Certainly, a 2014 case relating to an ICE detainer led to native governments paying a $120,000 settlement. Ernesto Galarza, a New Jersey-born U.S. citizen of Puerto Rican descent, was arrested in 2008 on drug prices for which he was later acquitted. Galarza posted bail the day after his arrest, however the native police held him for 3 extra days in compliance with an ICE detainer filed on account of a misguided tip. With illustration from the American Civil Liberties Union of Pennsylvania, the courts discovered Galarza’s Fourth Modification and due course of rights had been violated.
Regardless of such occurrences, ICE is offering extra alternatives for native legislation enforcement to get round sanctuary laws and support federal immigration enforcement with its new Warrant Service Officer program. Officers skilled by the WSO program will be capable of serve administrative warrants and execute an arrest on behalf of ICE, however solely throughout the jail during which they work. ICE should take the arrested particular person into custody inside 48 hours, or they are going to be launched.

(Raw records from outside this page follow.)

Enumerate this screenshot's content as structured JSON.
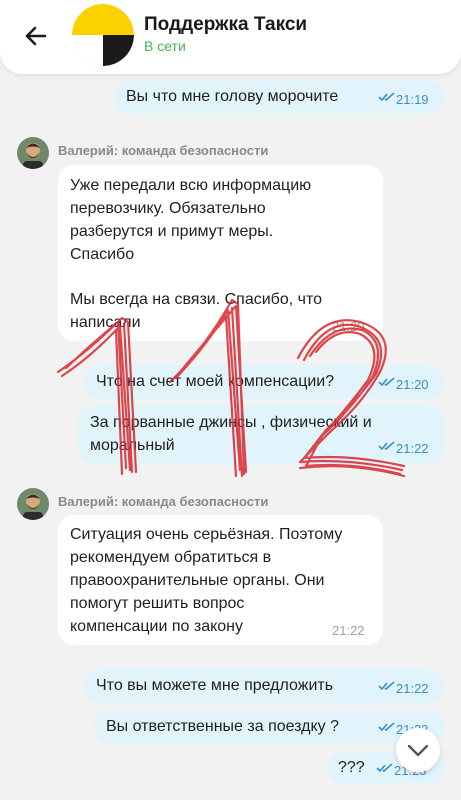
{
  "header": {
    "title": "Поддержка Такси",
    "status": "В сети",
    "back_icon": "arrow-left-icon",
    "logo_colors": [
      "#fbd200",
      "#1a1a1a",
      "#ffffff"
    ]
  },
  "colors": {
    "outgoing_bubble": "#e2f4fb",
    "incoming_bubble": "#ffffff",
    "background": "#f2f2f2",
    "online_status": "#4caf50",
    "read_ticks": "#3a8fc7",
    "watermark": "#d9272e"
  },
  "messages": [
    {
      "direction": "out",
      "text": "Вы что мне голову морочите",
      "time": "21:19"
    },
    {
      "direction": "in",
      "sender": "Валерий: команда безопасности",
      "lines": [
        "Уже передали всю информацию",
        "перевозчику. Обязательно",
        "разберутся и примут меры.",
        "Спасибо",
        "",
        "Мы всегда на связи. Спасибо, что",
        "написали"
      ],
      "time": "21:20"
    },
    {
      "direction": "out",
      "text": "Что на счет моей компенсации?",
      "time": "21:20"
    },
    {
      "direction": "out",
      "lines": [
        "За порванные джинсы  , физический и",
        "моральный"
      ],
      "time": "21:22"
    },
    {
      "direction": "in",
      "sender": "Валерий: команда безопасности",
      "lines": [
        "Ситуация очень серьёзная. Поэтому",
        "рекомендуем обратиться в",
        "правоохранительные органы. Они",
        "помогут решить вопрос",
        "компенсации по закону"
      ],
      "time": "21:22"
    },
    {
      "direction": "out",
      "text": "Что вы можете мне предложить",
      "time": "21:22"
    },
    {
      "direction": "out",
      "text": "Вы ответственные за поездку ?",
      "time": "21:23"
    },
    {
      "direction": "out",
      "text": "???",
      "time": "21:23"
    }
  ],
  "scroll_down_icon": "chevron-down-icon"
}
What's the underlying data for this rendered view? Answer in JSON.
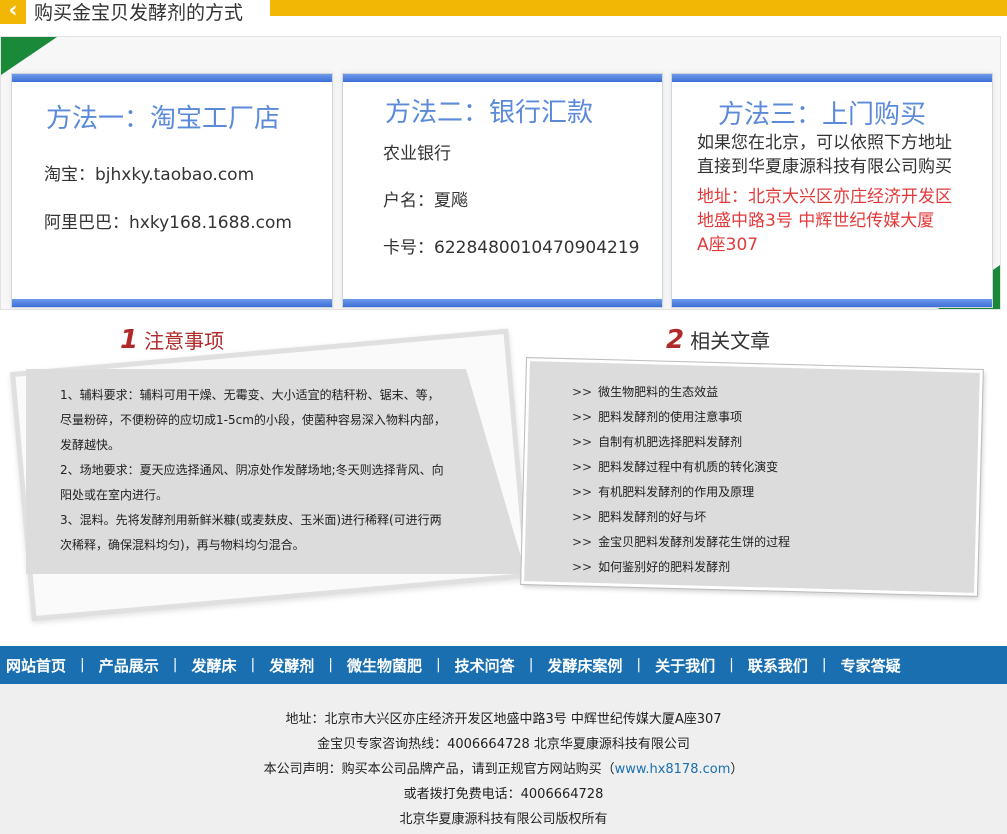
{
  "header": {
    "title": "购买金宝贝发酵剂的方式",
    "back_icon": "‹"
  },
  "methods": [
    {
      "title": "方法一：淘宝工厂店",
      "lines": [
        "淘宝：bjhxky.taobao.com",
        "阿里巴巴：hxky168.1688.com"
      ]
    },
    {
      "title": "方法二：银行汇款",
      "lines": [
        "农业银行",
        "户名：夏飚",
        "卡号：6228480010470904219"
      ]
    },
    {
      "title": "方法三：上门购买",
      "lines": [
        "如果您在北京，可以依照下方地址",
        "直接到华夏康源科技有限公司购买"
      ],
      "address": [
        "地址：北京大兴区亦庄经济开发区",
        "地盛中路3号 中辉世纪传媒大厦",
        "A座307"
      ]
    }
  ],
  "notes": {
    "number": "1",
    "title": "注意事项",
    "items": [
      "1、辅料要求：辅料可用干燥、无霉变、大小适宜的秸秆粉、锯末、等，尽量粉碎，不便粉碎的应切成1-5cm的小段，使菌种容易深入物料内部，发酵越快。",
      "2、场地要求：夏天应选择通风、阴凉处作发酵场地;冬天则选择背风、向阳处或在室内进行。",
      "3、混料。先将发酵剂用新鲜米糠(或麦麸皮、玉米面)进行稀释(可进行两次稀释，确保混料均匀)，再与物料均匀混合。"
    ]
  },
  "articles": {
    "number": "2",
    "title": "相关文章",
    "arrow": ">>",
    "items": [
      "微生物肥料的生态效益",
      "肥料发酵剂的使用注意事项",
      "自制有机肥选择肥料发酵剂",
      "肥料发酵过程中有机质的转化演变",
      "有机肥料发酵剂的作用及原理",
      "肥料发酵剂的好与坏",
      "金宝贝肥料发酵剂发酵花生饼的过程",
      "如何鉴别好的肥料发酵剂"
    ]
  },
  "nav": {
    "separator": "|",
    "items": [
      "网站首页",
      "产品展示",
      "发酵床",
      "发酵剂",
      "微生物菌肥",
      "技术问答",
      "发酵床案例",
      "关于我们",
      "联系我们",
      "专家答疑"
    ]
  },
  "footer": {
    "address": "地址：北京市大兴区亦庄经济开发区地盛中路3号 中辉世纪传媒大厦A座307",
    "hotline": "金宝贝专家咨询热线：4006664728 北京华夏康源科技有限公司",
    "notice_prefix": "本公司声明：购买本公司品牌产品，请到正规官方网站购买（",
    "notice_link": "www.hx8178.com",
    "notice_suffix": "）",
    "phone": "或者拨打免费电话：4006664728",
    "copyright": "北京华夏康源科技有限公司版权所有"
  },
  "colors": {
    "accent": "#f2b705",
    "nav": "#1a6fb0",
    "green": "#1a8a3a",
    "card_blue": "#5b8ad9",
    "address_red": "#e23a3a"
  }
}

This system permits smaller jurisdictions to companion with ICE with out violating state or county laws in opposition to compliance with ICE detainer requests—laws performing ICE Director Matthew Albence stated “undermine public security, stop the company from executing its federally mandated mission and enhance the dangers for officers pressured to make at-large arrests in unsecure areas.”
“The WSO program will defend communities from legal aliens who threaten weak populations with violence, medication and gang exercise by permitting companion jurisdictions the flexibleness to make immigration arrests of their jail or correctional facility,” he stated in an announcement.
The WSO program is a step down from the 23-year-old 287(g) program, which permits partnered legislation enforcement companies to conduct extra immigration enforcement actions similar to questioning and processing. In response to ICE, the division has 287(g) agreements with 80 legislation enforcement companies in 21 states.
These packages permit legislation enforcement to behave on behalf of ICE on the native degree, regardless of the variety of research and professional dissent arguing in favor of a separation between native legislation enforcement and ICE. ICE nonetheless maintains that these sanctuary insurance policies make communities much less secure.
The WSO program is “an support to the mission of the company,” a Boston spokesman for ICE advised Fortune, “particularly in jurisdictions which have taken the misguided ‘sanctuary metropolis’ coverage method, which solely will increase, not decreases, threats to the general public security.”
Resulting from ongoing litigation, ICE declined to touch upon the Massachusetts courthouse arrests case. Its web site, nevertheless, argues that courthouse arrests are safer for the officers, the arrestee, and the neighborhood “as a result of courthouse guests are usually screened upon entry to seek for weapons and different contraband.”
Middlesex County District Legal professional Marian Ryan, one of many plaintiffs within the Massachusetts case, argued in any other case, saying in an announcement that the judicial system can solely hold the general public secure if it might probably prosecute legal instances.
“ICE’s utilizing state courthouses as a discussion board to conduct their enforcement work has struck worry in a lot of our most weak, maintaining them from accessing our courts,” she stated in an announcement asserting the lawsuit. “That isn’t justice. It doesn’t make our communities safer.”